I work with people who hate public speaking. It’s clear that we think far too much about it. Especially if we are scared and anxious when we are the centre of attention.
We think about; where to put our hands, what people are thinking about us, we remember the times we got it wrong, we worry who is in the audience, we catastrophise what might go wrong. To adapt Mark Twain “My speeches have been filled with terrible misfortunes – most of which never happened!”
To cap it all, we often have an internal observer giving a commentary about how badly we are doing in the moment. Let’s listen in;
“You’ve just pronounced that word wrongly, why are you speaking about this right now, omg they can see that I’m nervous, my feet are too big…”
The more we act as our own highly critical commentator, the more we sabotage ourselves.
That is a lot of “stuff” to take up with us. No wonder its hard to be there.
For me, it is obvious that the fear of public speaking is layered – its not just one thing. It’s not just a matter of changing feeling nervous to feeling excitement – although later on that can be a useful.

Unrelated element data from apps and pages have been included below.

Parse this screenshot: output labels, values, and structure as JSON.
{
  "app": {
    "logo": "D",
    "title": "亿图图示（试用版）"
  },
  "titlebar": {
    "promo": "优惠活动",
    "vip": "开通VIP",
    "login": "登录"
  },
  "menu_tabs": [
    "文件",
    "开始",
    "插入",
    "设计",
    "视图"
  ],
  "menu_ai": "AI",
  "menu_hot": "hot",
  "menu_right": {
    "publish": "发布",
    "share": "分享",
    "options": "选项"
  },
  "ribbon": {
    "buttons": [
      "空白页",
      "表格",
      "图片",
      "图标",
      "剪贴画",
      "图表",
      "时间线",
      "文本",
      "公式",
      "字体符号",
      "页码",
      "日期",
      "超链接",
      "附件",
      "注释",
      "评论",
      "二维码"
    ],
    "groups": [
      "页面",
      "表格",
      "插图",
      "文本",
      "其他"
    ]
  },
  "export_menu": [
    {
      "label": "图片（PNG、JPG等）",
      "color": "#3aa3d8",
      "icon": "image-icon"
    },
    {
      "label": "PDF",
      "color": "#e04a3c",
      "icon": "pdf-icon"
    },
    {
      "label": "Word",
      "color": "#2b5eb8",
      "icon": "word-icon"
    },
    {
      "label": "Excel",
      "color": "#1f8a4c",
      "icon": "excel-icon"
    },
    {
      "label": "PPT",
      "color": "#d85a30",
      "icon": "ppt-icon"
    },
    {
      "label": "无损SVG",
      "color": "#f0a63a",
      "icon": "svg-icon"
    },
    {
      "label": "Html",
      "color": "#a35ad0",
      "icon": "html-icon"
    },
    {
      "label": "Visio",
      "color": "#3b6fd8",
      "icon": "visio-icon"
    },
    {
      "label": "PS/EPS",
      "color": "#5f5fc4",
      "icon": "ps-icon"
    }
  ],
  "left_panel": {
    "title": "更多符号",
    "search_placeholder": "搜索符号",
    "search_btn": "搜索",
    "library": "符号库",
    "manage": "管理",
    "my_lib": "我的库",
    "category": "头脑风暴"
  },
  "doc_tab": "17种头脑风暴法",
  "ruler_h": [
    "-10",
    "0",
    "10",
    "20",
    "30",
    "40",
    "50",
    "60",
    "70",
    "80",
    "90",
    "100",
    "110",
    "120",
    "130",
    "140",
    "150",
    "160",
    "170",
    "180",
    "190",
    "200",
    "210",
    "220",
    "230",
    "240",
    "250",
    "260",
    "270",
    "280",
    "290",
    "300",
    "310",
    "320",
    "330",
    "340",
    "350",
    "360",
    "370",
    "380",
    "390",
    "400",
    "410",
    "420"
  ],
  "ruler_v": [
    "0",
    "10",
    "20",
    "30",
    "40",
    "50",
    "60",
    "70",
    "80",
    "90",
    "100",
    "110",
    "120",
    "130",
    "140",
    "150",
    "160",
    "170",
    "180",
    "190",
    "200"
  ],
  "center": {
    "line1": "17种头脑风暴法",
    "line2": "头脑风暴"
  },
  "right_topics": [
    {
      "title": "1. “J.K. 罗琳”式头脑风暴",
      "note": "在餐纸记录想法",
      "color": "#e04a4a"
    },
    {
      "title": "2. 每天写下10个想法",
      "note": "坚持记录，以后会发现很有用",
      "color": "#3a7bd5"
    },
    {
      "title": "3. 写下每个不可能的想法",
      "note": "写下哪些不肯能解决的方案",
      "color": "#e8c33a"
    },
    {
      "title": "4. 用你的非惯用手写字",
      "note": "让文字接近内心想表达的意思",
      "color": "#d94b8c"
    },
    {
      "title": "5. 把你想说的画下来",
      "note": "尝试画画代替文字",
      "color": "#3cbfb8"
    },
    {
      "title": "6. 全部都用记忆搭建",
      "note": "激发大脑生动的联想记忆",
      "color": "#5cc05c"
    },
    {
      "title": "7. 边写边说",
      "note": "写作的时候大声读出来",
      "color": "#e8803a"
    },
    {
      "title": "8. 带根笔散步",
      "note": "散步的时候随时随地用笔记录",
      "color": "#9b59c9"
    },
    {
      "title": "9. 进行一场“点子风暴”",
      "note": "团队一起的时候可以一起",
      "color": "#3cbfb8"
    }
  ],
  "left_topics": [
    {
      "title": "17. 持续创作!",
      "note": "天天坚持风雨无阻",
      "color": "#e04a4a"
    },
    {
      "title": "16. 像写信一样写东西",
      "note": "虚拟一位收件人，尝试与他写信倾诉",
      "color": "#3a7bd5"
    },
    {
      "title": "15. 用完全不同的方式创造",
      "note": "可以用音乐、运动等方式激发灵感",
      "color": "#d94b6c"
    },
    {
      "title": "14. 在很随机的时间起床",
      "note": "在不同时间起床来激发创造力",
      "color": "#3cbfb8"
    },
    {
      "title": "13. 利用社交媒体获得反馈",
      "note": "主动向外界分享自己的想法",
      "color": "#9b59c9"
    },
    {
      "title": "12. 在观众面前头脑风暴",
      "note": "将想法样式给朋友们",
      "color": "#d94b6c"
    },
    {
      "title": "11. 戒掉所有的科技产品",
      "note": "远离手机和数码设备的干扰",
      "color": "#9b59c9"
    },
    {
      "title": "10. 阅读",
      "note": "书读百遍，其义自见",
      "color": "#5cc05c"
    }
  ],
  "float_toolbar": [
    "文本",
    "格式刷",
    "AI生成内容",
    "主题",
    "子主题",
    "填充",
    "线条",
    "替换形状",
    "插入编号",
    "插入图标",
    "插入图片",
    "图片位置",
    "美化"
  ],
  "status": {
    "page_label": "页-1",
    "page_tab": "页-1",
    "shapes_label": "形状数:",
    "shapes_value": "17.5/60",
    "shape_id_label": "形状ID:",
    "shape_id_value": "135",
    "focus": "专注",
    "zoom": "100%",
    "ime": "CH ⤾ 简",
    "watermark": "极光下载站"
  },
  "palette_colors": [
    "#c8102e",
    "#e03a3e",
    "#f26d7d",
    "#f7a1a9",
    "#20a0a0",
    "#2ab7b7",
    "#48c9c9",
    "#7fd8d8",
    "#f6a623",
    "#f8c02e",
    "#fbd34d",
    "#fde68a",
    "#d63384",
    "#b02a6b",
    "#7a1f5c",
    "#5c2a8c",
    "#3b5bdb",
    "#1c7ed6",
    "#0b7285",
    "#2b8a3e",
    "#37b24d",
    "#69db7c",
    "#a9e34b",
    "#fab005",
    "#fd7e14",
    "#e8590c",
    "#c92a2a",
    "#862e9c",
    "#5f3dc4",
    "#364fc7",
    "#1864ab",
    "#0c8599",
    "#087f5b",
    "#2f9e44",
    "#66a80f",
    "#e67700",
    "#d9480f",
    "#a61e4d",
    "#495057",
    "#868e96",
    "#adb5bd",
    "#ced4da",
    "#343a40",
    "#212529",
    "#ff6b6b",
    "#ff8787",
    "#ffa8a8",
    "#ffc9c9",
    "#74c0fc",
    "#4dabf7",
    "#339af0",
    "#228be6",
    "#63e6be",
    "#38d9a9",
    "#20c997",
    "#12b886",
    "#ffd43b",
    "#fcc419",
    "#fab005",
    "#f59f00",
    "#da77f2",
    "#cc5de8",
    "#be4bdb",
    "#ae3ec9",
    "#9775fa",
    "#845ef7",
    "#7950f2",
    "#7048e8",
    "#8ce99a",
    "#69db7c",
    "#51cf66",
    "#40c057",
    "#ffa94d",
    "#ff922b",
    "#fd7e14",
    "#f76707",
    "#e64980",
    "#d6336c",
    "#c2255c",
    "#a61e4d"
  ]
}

I think we have to calm ourselves down, to learn how to be in front of people and get used to the fact that our brain that has an evolutionary biased for spotting threat. Over-seeing threat is something our brain excels in. Our brain is evolutionary designed over millions of years to over-think, to spot patterns of danger, to react quickly to them.
Often we blame ourselves for our weaknesses around public speaking. I think we should be kinder to ourselves – we are still using a brain that’s defending us from potential threats from million years ago. When did you last get attacked by a lion during a presentation? But we behave as if the lion is there in the audience. This is our evolutionary legacy rather than something broken with us as individuals.
Part of the answer to the fear of public speaking is to learn how to be ok with lots of people looking at us and how to calm our inner storm so we think a lot less.